Dengue virus (DENV) non-structural protein 1 (NS1) is involved in multiple aspects of the DENV lifecycle. Importantly, it is secreted from infected cells as a hexameric lipoparticle that mediates vascular damage that is a hallmark of severe dengue. Although the secretion of NS1 is known to be important in DENV pathogenesis, the exact molecular features of NS1 that are required for its secretion from cells are not fully understood. In this study, we employed random point mutagenesis in the context of an NS1 expression vector encoding a C-terminal HiBiT luminescent peptide tag to identify residues within NS1 that are essential for its secretion.
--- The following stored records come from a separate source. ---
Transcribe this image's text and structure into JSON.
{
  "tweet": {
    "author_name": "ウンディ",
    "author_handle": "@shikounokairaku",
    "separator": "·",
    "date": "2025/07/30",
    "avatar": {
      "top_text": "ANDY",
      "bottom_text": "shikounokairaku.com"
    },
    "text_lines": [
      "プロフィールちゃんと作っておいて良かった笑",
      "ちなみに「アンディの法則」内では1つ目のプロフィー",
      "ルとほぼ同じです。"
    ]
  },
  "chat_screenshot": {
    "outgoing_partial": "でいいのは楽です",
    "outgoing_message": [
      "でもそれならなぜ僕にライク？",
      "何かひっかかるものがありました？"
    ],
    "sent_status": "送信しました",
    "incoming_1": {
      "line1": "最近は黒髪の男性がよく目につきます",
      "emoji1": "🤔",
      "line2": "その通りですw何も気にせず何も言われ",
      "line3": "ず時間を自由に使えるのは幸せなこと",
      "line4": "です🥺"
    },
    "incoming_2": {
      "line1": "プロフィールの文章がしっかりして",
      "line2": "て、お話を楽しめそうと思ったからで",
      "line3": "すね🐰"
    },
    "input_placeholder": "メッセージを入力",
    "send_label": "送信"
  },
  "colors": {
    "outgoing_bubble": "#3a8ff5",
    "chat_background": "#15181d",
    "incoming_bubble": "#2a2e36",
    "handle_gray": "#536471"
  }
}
Using this approach, we identified 10 point mutations that corresponded with impaired NS1 secretion, with in silico analyses indicating that the majority of these mutations are located within the β-ladder domain. Additional studies on two of these mutants, V220D and A248V, revealed that they prevented viral RNA replication, while studies using a DENV NS1-NS5 viral polyprotein expression system demonstrated that these mutations resulted in a more reticular NS1 localisation pattern and failure to detect mature NS1 at its predicted molecular weight by Western blotting using a conformation-specific monoclonal antibody. Together, these studies demonstrate that the combination of a luminescent peptide tagged NS1 expression system with random point mutagenesis enables rapid identification of mutations that alter NS1 secretion. Two such mutations identified via this approach revealed residues that are essential for correct NS1 processing or maturation and viral RNA replication.
- dengue virus
- NS1 secretion